A recent analysis by the World Bank found that, although the percentage of poor decreased slightly between 1987 and 1993, approximately 1.3 billion people in the developing world still subsisted on less than US$1 a day in 1993. Indeed, in each of the world regions except East Asia, the absolute number of poor increased (18). (See Despite Economic Growth, Poverty Remains Pervasive.) Poverty continues to be concentrated in rural areas. Some 30 million people in developing countries are landless, and an additional 138 million are near-landless; these numbers appear to be growing, especially in South Asia (19).
|Despite Economic Growth, Poverty Remains Pervasive|
|Number of Persons Living on Less Than One Dollar Per Day, 1987-93|
Source: The World Bank, Poverty Reduction and the World Bank: Progress and Challenges in the 1990s (The World Bank, Washington, D.C., 1996). p. 4.
Note: Based on US$1 per day using purchasing power parity.
|Urban Populations Could Double by 2030|
|Urban Population Growth by Region, 1950-2030|
|Source: United Nations Population Division.|
Many experts believe that urban poverty will soon overtake rural poverty in significance. By the year 2025, 5 billion people are expected to live in urban areas, 4 billion of them in cities in the developing world. The highest rates of urban growth are in Africa and Southeast Asia. (See Urban Populations Could Double by 2030.) In general, urbanization brings improvements in human health because of improved access to education and health services in cities (20). In urban areas of Indonesia, for instance, the mortality rate of children younger than age 5 is 84 per 1,000 live births, as compared with 116 in rural areas (21).
But statistical averages hide the health impacts associated with poverty in urban slums or squatter shantytowns where growing proportions up to one half in some cases of urban populations live. Estimates suggest that, depending on the definition used, between 25 and 50 percent of the world’s urban population now live in extreme poverty (22)(23). While the exact definitions of urban poverty vary, inadequate housing lacking water, sanitation, or garbage collection is a primary characteristic or urban poverty (24). The links between urban poverty and health are illustrated by the resurgence of tuberculosis among the poor in cities of the developed world as well. (See Tuberculosis and Urban Inequality.)

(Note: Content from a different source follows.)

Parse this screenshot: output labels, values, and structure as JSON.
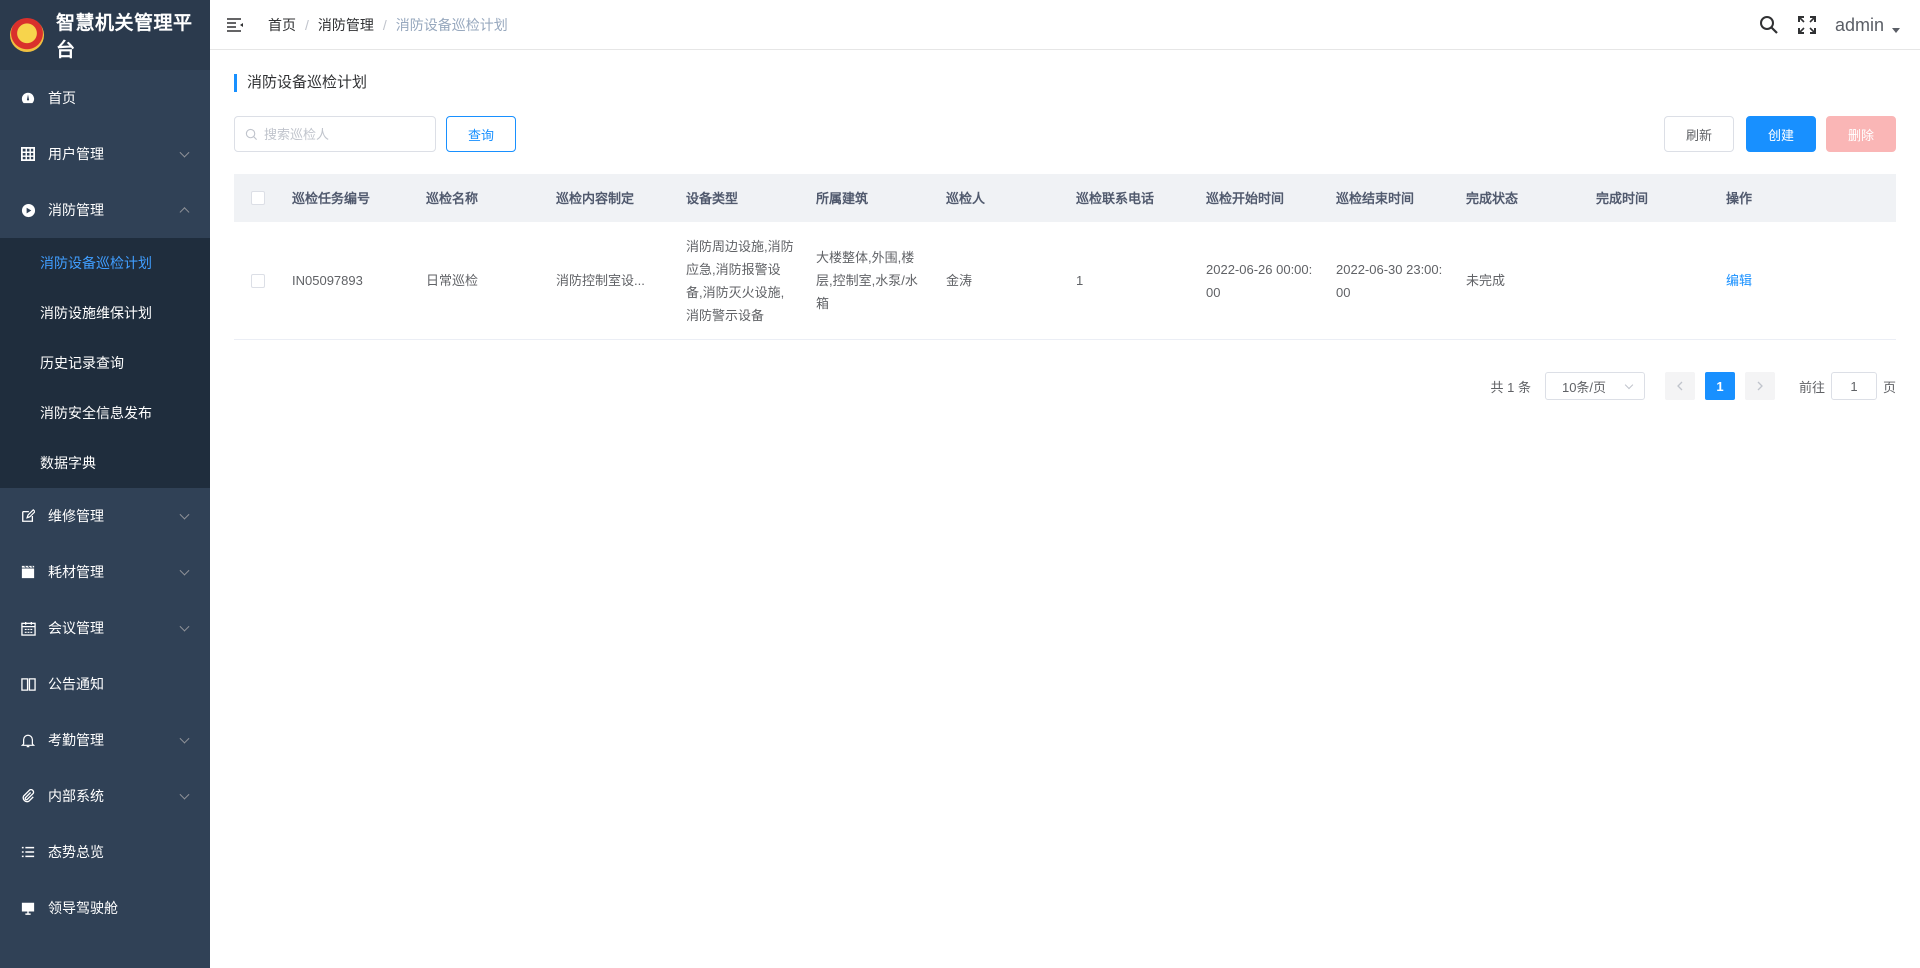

New technologies can help to increase the efficiency of resources, delivering equivalent or improved services while substantially reducing environmental and health burdens (30). This was the case in the 1970s and 1980s, when energy intensity (the energy required per unit of economic output) fell by about 2 percent per year. It has since leveled off (31). However, even with conservation efforts and more efficient technologies, some believe that if long-term environmental protection is to be achieved, consumption patterns themselves will need to change.

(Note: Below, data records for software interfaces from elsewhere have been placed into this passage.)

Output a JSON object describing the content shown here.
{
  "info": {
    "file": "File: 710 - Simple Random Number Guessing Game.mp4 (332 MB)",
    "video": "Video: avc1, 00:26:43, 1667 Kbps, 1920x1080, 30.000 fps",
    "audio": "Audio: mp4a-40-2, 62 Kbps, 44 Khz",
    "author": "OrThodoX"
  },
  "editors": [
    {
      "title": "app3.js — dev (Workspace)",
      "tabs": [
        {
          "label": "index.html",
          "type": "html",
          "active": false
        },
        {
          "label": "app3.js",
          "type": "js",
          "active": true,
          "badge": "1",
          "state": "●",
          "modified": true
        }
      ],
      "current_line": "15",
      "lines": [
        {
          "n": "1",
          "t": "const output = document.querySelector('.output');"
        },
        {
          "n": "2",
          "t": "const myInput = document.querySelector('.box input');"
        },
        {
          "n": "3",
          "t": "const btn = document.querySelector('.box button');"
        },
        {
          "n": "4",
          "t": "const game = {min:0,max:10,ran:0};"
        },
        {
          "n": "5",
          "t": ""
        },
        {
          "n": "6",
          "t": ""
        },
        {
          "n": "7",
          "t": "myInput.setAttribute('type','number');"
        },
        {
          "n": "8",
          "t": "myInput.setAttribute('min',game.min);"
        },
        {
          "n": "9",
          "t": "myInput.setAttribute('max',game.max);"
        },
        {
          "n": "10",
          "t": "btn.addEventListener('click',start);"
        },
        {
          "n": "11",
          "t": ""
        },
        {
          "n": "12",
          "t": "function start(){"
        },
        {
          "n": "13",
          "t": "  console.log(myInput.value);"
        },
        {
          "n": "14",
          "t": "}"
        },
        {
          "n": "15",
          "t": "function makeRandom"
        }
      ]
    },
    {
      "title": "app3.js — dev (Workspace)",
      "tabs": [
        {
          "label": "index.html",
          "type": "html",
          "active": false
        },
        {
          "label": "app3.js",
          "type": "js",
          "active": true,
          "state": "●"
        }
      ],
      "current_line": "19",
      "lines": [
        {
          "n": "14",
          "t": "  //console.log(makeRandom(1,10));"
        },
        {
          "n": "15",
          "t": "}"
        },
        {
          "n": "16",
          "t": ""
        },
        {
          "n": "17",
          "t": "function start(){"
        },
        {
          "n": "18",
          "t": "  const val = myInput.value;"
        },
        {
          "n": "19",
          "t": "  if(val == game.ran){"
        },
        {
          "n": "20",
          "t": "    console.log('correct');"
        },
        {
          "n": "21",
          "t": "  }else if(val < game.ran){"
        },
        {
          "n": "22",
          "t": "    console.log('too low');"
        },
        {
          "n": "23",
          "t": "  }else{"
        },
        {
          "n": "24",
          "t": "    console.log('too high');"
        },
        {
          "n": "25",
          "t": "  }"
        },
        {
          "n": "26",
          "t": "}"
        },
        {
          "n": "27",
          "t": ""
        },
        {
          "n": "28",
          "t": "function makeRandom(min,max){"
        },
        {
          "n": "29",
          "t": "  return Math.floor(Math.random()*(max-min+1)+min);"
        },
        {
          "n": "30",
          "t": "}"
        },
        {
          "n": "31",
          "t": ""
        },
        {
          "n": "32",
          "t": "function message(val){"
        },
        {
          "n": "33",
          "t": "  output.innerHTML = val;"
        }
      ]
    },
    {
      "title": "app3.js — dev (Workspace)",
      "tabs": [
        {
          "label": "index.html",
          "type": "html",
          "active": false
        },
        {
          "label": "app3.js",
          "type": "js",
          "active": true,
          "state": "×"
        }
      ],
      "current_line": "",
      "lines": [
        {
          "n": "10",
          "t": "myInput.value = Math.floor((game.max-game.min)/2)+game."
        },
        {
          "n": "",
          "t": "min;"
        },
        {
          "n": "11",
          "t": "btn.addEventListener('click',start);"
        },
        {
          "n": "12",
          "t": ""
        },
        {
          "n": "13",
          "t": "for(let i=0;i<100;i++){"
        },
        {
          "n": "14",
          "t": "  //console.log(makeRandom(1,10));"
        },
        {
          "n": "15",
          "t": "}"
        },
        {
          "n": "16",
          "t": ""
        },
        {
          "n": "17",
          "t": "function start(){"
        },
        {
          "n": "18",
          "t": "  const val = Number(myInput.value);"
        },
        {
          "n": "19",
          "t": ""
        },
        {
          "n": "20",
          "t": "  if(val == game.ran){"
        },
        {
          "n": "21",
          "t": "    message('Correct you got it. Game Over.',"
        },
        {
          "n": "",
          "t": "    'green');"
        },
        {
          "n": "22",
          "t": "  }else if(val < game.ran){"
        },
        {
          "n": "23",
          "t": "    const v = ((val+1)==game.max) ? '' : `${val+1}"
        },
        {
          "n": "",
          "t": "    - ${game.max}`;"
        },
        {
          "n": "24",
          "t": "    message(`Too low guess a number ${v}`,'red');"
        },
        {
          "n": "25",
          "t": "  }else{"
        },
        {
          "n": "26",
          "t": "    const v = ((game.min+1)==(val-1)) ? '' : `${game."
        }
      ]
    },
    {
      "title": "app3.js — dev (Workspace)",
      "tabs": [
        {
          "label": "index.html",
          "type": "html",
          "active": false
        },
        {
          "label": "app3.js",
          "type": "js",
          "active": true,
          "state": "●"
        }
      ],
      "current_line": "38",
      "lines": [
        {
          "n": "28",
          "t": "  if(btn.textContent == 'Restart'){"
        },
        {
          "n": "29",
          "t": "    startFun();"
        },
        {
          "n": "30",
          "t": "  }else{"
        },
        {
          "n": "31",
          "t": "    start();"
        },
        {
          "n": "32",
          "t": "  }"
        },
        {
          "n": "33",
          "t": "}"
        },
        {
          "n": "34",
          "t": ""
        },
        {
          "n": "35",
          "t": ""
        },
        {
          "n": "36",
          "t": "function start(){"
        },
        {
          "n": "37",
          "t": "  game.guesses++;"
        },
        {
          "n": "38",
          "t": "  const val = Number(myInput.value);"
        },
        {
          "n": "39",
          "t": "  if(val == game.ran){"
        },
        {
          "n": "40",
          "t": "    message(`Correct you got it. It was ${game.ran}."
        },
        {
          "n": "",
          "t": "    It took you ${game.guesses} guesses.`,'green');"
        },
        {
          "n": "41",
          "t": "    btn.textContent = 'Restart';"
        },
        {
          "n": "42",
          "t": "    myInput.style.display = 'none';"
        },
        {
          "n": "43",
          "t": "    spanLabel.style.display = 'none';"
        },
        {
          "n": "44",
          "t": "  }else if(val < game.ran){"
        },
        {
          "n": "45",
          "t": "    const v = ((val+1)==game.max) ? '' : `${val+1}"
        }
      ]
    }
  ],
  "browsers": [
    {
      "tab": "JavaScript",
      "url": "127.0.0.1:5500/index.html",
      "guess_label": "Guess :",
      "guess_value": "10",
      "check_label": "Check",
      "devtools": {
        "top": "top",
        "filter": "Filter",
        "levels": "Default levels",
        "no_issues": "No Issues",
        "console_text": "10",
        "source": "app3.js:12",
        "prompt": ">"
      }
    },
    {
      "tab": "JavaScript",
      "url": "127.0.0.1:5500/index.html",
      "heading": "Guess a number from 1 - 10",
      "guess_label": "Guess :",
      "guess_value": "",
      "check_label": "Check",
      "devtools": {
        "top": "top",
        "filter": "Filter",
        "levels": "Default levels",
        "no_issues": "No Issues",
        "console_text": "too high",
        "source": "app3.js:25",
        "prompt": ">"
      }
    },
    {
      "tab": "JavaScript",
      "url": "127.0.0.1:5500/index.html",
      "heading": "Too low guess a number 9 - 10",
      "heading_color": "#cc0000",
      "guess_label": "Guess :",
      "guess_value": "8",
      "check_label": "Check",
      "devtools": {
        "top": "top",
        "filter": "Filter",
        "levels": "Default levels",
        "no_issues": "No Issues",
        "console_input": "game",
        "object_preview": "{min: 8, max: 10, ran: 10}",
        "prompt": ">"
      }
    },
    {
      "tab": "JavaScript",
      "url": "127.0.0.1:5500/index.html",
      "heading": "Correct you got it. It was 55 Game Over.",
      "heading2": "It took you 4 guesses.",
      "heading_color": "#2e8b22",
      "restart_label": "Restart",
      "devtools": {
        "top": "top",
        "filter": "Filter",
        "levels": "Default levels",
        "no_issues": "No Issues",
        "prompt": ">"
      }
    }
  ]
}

Against this backdrop, this chapter explores the health consequences of the intensification of agriculture, industrialization, and rising energy use, paying particular attention to their effects on the poor in developing countries. The chapter examines the ways in which all three of these trends can increase exposure to hazards in the environment to both biological and chemical agents. Strategies for preventing some of these harmful exposures are explored in “Chapter 3. Improving Health Through Environmental Education”.